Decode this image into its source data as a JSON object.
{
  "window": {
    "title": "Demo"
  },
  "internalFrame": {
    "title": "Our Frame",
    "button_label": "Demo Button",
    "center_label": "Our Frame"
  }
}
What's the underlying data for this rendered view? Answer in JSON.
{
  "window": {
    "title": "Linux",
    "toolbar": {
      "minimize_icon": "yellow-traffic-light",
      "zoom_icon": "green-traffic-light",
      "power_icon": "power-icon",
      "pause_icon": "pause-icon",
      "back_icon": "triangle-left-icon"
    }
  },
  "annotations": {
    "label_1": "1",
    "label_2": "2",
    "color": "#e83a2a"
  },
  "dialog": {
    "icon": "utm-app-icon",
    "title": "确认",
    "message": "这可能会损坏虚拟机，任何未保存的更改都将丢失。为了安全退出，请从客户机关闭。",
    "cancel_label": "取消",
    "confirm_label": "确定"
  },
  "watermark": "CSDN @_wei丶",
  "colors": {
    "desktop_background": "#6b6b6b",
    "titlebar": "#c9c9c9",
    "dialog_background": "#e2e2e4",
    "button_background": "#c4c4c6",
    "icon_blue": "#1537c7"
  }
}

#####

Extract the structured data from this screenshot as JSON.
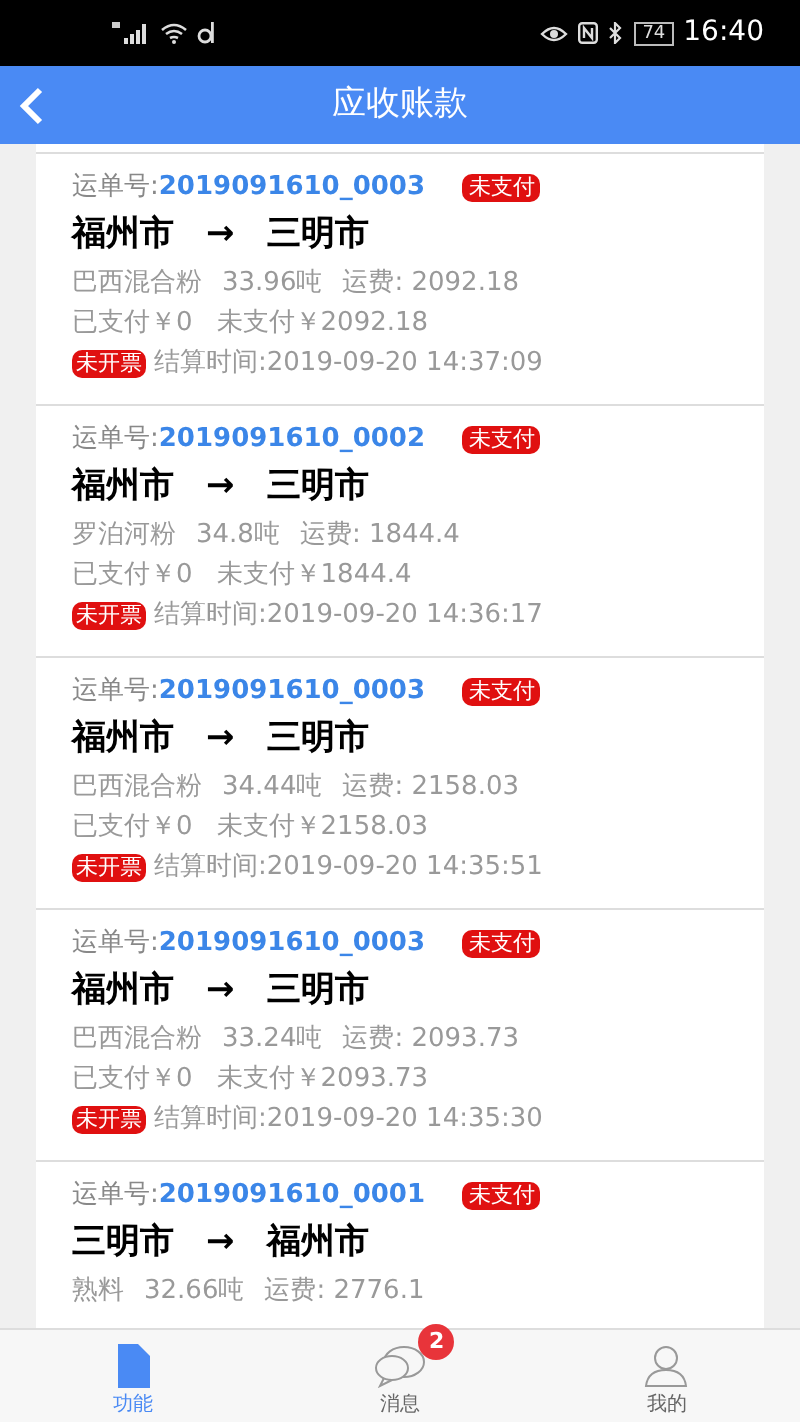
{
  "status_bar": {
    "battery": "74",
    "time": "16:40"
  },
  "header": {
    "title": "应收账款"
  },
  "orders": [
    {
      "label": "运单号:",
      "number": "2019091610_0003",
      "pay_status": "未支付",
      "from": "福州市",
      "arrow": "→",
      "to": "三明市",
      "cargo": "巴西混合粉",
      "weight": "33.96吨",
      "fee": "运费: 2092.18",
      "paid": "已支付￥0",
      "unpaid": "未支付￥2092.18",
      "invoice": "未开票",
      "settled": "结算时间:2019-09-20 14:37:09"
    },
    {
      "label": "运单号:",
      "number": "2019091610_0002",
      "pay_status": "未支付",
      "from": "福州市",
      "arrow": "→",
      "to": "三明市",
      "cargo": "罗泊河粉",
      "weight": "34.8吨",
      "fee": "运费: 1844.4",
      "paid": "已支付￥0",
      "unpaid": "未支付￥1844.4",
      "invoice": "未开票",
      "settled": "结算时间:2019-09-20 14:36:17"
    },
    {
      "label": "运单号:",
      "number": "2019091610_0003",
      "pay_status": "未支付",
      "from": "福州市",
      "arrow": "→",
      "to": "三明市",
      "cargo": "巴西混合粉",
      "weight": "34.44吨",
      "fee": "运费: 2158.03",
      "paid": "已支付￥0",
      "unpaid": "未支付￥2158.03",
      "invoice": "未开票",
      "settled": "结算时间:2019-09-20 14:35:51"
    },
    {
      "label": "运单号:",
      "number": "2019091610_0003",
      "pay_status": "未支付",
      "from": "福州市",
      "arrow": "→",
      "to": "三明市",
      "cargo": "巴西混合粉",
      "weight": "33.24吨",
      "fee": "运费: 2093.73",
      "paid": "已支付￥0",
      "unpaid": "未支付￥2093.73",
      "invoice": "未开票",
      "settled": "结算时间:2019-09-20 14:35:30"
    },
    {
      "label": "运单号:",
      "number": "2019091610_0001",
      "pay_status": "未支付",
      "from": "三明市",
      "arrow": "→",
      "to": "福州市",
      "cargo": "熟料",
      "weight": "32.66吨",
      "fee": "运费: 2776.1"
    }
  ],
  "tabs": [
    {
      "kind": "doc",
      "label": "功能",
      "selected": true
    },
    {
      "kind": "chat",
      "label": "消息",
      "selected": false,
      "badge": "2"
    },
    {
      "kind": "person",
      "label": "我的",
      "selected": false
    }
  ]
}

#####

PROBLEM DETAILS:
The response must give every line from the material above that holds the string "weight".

ANSWER BOX:
      "weight": "33.96吨",
      "weight": "34.8吨",
      "weight": "34.44吨",
      "weight": "33.24吨",
      "weight": "32.66吨",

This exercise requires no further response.